YOUR ASSIGNMENT —
Go through the records below and write each one out again unchanged.

DATA SECTION —
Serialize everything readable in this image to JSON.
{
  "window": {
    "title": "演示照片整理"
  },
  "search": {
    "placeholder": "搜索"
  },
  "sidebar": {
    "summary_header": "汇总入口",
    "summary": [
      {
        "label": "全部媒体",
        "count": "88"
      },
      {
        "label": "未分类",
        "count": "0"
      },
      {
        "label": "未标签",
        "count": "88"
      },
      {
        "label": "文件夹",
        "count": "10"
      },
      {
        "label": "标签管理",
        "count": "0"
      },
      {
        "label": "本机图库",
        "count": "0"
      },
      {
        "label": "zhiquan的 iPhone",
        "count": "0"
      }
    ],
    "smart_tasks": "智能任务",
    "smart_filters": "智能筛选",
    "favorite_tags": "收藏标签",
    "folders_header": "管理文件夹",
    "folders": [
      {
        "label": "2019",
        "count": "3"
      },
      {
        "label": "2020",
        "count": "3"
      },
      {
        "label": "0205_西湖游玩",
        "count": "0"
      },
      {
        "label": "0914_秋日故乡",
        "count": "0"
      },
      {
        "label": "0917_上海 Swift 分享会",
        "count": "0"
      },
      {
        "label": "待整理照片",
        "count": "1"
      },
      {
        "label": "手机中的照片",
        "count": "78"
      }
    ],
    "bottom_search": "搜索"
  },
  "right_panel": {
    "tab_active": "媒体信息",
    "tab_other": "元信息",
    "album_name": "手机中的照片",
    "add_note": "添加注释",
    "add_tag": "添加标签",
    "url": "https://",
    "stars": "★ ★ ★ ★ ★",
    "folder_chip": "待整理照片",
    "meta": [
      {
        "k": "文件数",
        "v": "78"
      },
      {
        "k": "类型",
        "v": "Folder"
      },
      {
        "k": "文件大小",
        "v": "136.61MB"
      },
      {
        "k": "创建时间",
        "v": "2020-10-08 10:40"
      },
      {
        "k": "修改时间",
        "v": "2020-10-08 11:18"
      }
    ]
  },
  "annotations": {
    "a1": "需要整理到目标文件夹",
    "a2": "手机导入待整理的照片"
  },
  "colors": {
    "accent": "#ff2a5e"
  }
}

OUTPUT —
Serialize everything readable in this image to JSON.
{
  "window": {
    "title": "演示照片整理"
  },
  "search": {
    "placeholder": "搜索"
  },
  "sidebar": {
    "summary_header": "汇总入口",
    "summary": [
      {
        "label": "全部媒体",
        "count": "88"
      },
      {
        "label": "未分类",
        "count": "0"
      },
      {
        "label": "未标签",
        "count": "88"
      },
      {
        "label": "文件夹",
        "count": "10"
      },
      {
        "label": "标签管理",
        "count": "0"
      },
      {
        "label": "本机图库",
        "count": "0"
      },
      {
        "label": "zhiquan的 iPhone",
        "count": "0"
      }
    ],
    "smart_tasks": "智能任务",
    "smart_filters": "智能筛选",
    "favorite_tags": "收藏标签",
    "folders_header": "管理文件夹",
    "folders": [
      {
        "label": "2019",
        "count": "3"
      },
      {
        "label": "2020",
        "count": "3"
      },
      {
        "label": "0205_西湖游玩",
        "count": "0"
      },
      {
        "label": "0914_秋日故乡",
        "count": "0"
      },
      {
        "label": "0917_上海 Swift 分享会",
        "count": "0"
      },
      {
        "label": "待整理照片",
        "count": "1"
      },
      {
        "label": "手机中的照片",
        "count": "78"
      }
    ],
    "bottom_search": "搜索"
  },
  "right_panel": {
    "tab_active": "媒体信息",
    "tab_other": "元信息",
    "album_name": "手机中的照片",
    "add_note": "添加注释",
    "add_tag": "添加标签",
    "url": "https://",
    "stars": "★ ★ ★ ★ ★",
    "folder_chip": "待整理照片",
    "meta": [
      {
        "k": "文件数",
        "v": "78"
      },
      {
        "k": "类型",
        "v": "Folder"
      },
      {
        "k": "文件大小",
        "v": "136.61MB"
      },
      {
        "k": "创建时间",
        "v": "2020-10-08 10:40"
      },
      {
        "k": "修改时间",
        "v": "2020-10-08 11:18"
      }
    ]
  },
  "annotations": {
    "a1": "需要整理到目标文件夹",
    "a2": "手机导入待整理的照片"
  },
  "colors": {
    "accent": "#ff2a5e"
  }
}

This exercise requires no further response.